(Excerpts from an interface dataset)
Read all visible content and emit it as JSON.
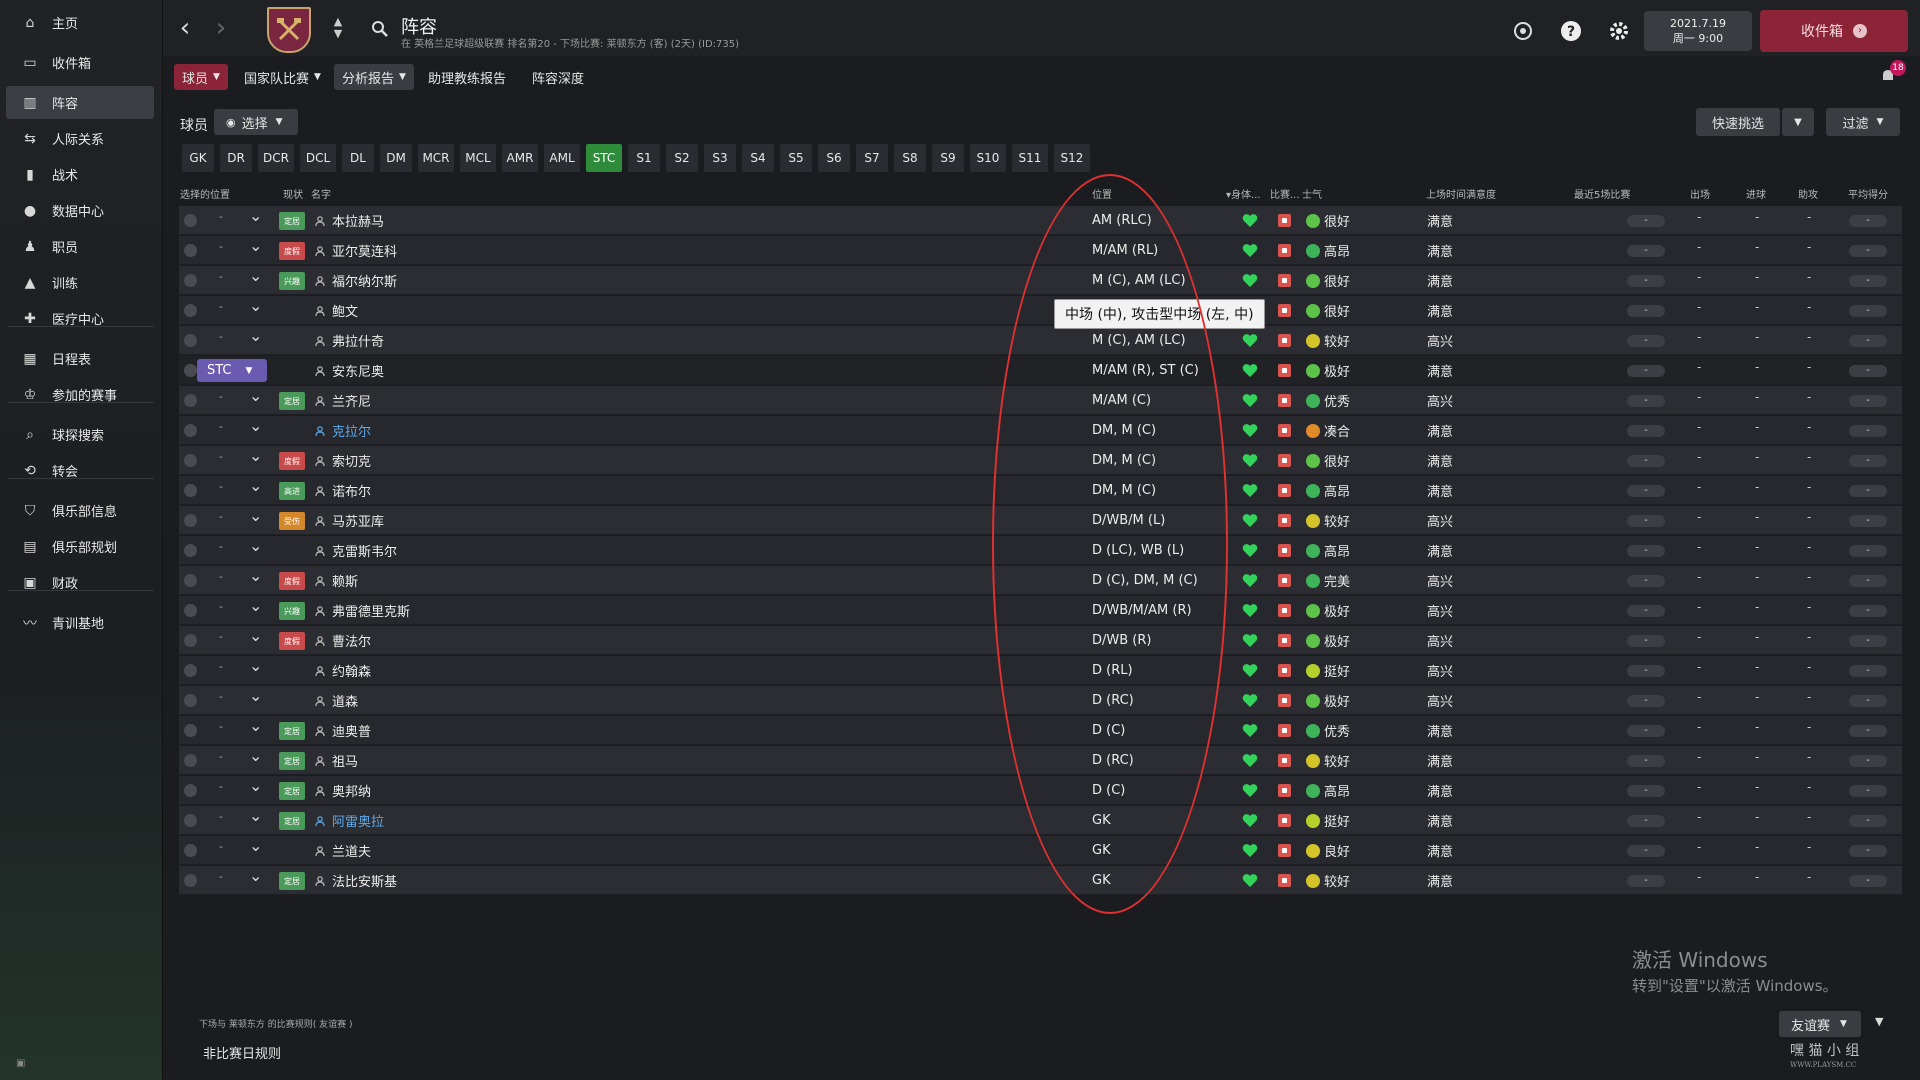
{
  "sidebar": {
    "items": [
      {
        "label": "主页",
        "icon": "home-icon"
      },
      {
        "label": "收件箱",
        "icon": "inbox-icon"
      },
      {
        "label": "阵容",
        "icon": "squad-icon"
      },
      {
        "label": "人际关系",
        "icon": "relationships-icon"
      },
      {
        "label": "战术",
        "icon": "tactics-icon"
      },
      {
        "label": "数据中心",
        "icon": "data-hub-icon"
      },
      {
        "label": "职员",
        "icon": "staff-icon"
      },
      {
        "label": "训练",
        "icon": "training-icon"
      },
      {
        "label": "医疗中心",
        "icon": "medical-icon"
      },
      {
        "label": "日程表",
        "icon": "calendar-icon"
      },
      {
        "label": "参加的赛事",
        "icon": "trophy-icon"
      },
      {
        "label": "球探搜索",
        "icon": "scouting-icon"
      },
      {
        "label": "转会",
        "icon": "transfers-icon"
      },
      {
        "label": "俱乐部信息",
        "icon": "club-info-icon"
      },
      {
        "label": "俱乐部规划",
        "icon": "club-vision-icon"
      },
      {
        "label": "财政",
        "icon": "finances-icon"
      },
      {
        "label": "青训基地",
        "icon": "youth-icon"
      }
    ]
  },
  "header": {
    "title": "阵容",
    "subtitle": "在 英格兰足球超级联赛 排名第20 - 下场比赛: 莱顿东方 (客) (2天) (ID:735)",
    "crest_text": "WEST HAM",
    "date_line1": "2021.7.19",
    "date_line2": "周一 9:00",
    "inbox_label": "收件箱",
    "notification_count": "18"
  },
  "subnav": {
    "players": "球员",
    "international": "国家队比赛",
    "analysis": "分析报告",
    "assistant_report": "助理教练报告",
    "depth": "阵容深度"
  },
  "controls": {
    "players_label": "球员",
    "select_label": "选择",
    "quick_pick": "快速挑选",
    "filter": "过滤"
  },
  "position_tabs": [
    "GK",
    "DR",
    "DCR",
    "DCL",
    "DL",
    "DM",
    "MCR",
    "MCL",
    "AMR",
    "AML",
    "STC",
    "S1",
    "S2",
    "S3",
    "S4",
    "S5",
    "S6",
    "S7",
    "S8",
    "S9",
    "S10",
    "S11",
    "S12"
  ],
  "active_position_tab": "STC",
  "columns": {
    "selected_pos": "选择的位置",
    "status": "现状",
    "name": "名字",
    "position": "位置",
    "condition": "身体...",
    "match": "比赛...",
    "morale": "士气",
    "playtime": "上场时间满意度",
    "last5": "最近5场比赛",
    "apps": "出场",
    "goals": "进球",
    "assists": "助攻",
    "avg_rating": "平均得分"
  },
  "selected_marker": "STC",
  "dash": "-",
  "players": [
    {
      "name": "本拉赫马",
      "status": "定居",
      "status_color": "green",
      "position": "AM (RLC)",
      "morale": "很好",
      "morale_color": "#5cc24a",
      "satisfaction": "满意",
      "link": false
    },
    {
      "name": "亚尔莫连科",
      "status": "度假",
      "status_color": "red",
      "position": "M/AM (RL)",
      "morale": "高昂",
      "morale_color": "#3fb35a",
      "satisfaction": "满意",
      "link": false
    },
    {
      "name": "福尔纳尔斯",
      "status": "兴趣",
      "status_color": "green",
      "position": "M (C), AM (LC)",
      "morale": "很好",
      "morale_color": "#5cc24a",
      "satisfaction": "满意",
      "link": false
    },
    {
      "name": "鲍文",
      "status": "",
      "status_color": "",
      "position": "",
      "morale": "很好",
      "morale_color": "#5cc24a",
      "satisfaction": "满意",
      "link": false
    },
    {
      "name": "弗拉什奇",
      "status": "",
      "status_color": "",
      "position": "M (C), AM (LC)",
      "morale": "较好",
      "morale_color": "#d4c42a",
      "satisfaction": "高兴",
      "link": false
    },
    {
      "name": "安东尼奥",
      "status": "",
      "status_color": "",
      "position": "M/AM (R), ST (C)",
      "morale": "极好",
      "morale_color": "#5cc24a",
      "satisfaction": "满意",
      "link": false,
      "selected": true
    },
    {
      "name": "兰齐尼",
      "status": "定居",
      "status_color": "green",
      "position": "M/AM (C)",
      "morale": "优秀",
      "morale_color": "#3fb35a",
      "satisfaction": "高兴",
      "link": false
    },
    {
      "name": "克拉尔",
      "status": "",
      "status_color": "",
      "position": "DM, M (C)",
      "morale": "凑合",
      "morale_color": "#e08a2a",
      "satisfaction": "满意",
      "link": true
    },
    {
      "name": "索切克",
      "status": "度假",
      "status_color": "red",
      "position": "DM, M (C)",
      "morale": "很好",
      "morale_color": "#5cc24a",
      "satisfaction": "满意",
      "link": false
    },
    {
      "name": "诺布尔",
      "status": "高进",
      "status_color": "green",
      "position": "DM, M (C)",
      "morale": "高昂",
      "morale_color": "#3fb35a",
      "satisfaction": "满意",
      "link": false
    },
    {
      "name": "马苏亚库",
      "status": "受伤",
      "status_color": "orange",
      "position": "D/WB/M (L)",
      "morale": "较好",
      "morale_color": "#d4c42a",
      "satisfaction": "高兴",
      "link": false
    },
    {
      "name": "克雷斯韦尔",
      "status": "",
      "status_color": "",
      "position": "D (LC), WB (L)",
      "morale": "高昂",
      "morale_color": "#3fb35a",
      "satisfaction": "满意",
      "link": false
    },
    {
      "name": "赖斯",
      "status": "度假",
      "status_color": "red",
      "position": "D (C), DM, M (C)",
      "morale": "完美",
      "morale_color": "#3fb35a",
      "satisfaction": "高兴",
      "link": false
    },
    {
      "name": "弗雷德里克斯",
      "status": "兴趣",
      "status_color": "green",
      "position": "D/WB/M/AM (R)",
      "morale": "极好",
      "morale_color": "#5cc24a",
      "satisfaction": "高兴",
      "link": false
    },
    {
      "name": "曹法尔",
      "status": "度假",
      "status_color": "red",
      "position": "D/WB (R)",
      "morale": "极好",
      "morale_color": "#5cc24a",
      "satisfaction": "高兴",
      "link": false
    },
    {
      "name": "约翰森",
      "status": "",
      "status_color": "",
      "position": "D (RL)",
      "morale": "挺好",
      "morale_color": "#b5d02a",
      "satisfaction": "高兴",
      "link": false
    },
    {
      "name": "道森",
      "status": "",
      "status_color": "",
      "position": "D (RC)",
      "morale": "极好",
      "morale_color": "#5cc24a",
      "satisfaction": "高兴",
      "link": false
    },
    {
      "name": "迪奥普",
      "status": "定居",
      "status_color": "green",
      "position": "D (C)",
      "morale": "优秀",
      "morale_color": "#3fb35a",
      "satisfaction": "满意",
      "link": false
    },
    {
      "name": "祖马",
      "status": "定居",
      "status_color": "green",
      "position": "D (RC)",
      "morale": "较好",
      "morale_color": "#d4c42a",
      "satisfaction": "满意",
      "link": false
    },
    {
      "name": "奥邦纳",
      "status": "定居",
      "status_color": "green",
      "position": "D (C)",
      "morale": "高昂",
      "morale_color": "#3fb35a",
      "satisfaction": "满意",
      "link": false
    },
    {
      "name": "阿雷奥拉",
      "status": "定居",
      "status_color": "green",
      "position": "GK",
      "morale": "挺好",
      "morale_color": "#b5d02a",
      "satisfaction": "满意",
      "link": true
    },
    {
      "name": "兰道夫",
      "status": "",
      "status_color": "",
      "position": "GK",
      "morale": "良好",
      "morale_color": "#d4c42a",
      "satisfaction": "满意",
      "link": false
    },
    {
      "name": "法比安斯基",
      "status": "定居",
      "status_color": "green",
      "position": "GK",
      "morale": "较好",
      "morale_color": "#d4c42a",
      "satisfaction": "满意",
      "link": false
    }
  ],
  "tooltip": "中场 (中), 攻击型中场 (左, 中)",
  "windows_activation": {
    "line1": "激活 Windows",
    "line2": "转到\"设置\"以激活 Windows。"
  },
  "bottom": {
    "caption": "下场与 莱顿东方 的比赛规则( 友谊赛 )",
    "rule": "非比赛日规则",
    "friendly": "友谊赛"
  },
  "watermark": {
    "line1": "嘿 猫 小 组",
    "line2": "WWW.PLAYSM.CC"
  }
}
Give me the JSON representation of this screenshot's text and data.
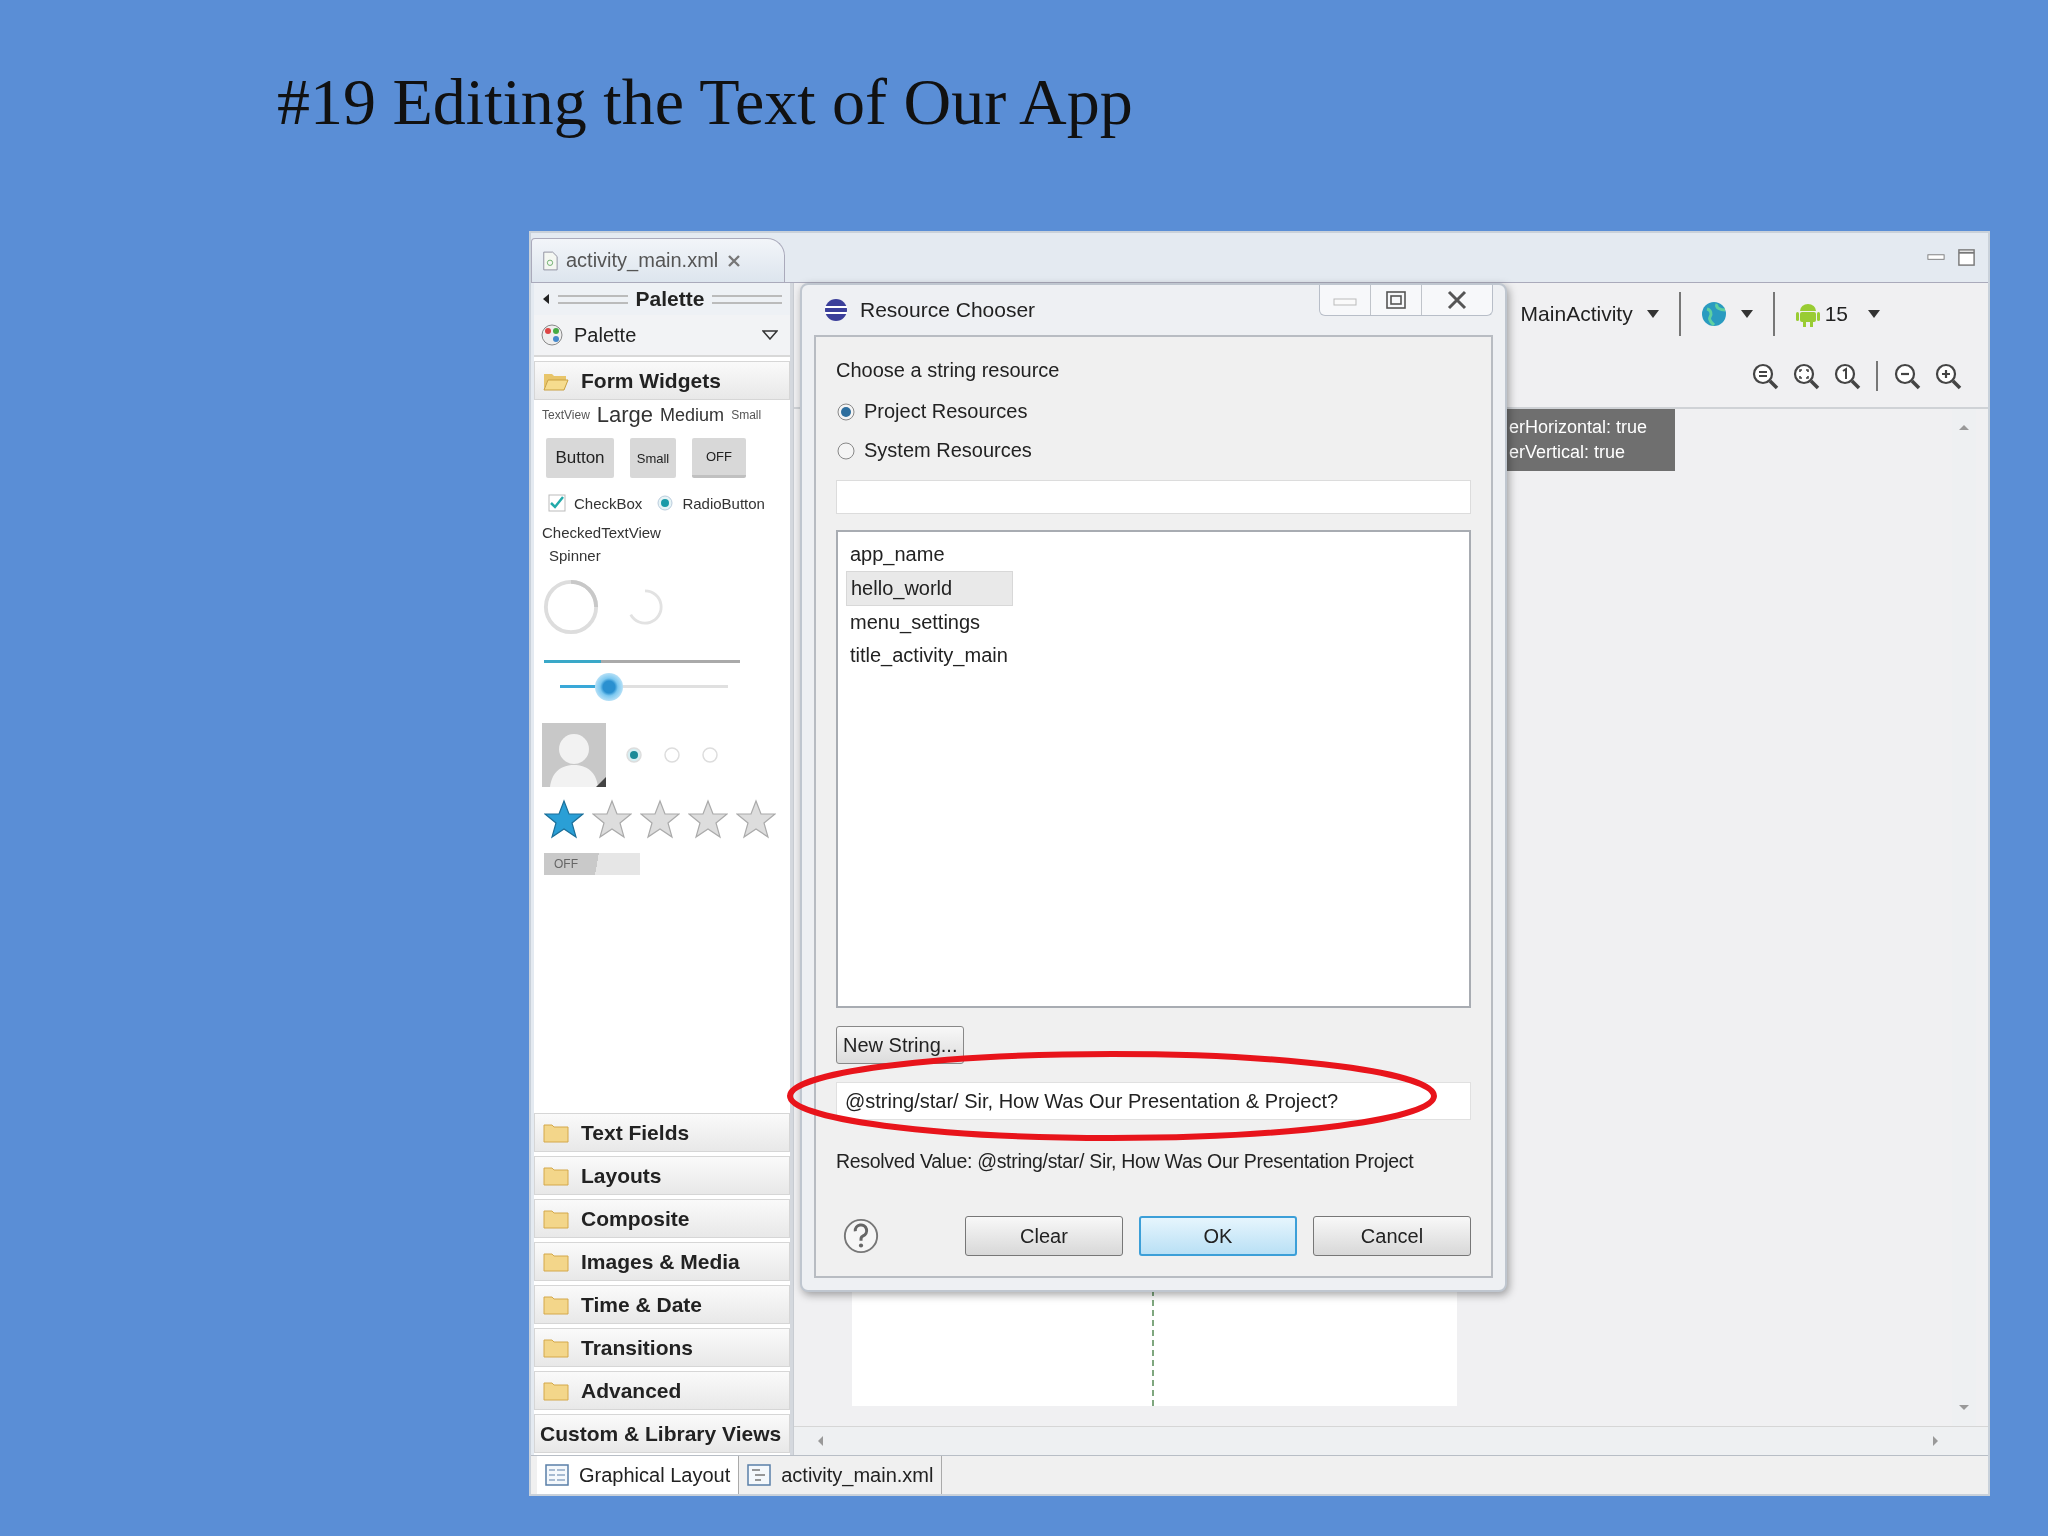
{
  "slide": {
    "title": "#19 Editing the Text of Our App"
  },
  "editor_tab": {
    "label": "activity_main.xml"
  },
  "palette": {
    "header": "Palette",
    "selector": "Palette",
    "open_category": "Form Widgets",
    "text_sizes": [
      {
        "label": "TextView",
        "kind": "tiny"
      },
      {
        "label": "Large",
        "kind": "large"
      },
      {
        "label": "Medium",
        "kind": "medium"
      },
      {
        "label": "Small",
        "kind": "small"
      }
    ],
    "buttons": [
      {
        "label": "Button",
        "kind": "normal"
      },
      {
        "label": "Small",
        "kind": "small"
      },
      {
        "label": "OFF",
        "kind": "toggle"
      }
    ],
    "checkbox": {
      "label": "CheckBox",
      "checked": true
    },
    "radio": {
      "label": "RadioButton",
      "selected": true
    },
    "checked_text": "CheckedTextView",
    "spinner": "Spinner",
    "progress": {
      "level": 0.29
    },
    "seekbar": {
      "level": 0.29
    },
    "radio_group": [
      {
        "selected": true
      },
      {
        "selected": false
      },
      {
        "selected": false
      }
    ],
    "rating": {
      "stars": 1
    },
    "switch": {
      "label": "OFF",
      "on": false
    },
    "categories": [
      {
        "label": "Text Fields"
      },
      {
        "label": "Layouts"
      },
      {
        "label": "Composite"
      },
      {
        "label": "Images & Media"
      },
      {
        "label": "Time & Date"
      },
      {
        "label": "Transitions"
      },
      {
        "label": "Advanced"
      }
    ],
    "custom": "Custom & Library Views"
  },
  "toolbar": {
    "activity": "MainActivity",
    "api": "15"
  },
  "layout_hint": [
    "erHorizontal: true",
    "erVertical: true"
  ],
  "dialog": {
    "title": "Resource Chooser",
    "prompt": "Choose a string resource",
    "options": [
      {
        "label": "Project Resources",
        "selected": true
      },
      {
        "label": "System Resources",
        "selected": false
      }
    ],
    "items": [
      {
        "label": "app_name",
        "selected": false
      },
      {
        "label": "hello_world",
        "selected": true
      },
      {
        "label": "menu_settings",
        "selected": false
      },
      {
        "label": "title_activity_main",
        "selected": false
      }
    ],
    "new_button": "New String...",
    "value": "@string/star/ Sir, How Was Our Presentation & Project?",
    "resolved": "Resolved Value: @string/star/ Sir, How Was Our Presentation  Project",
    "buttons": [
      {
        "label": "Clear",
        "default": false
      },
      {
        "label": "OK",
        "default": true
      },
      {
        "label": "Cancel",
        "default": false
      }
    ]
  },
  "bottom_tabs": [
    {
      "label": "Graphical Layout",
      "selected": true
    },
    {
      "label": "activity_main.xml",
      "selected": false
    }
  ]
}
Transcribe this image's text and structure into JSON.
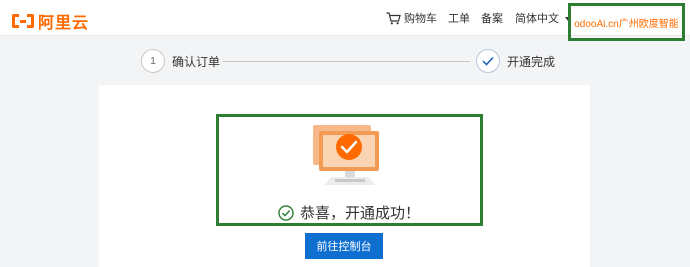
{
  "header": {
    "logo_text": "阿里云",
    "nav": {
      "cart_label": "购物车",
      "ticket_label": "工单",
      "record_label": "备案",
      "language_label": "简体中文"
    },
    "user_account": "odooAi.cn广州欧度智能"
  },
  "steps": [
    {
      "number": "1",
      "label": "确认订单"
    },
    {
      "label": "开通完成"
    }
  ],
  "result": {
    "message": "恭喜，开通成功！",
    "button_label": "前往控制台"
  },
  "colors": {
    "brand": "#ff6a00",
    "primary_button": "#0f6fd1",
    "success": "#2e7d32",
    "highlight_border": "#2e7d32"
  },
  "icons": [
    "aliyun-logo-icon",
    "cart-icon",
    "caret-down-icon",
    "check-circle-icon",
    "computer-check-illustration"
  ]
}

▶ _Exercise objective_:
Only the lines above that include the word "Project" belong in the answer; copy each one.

▶ _Final answer_:
        "label": "Project Resources",
    "value": "@string/star/ Sir, How Was Our Presentation & Project?",
    "resolved": "Resolved Value: @string/star/ Sir, How Was Our Presentation  Project",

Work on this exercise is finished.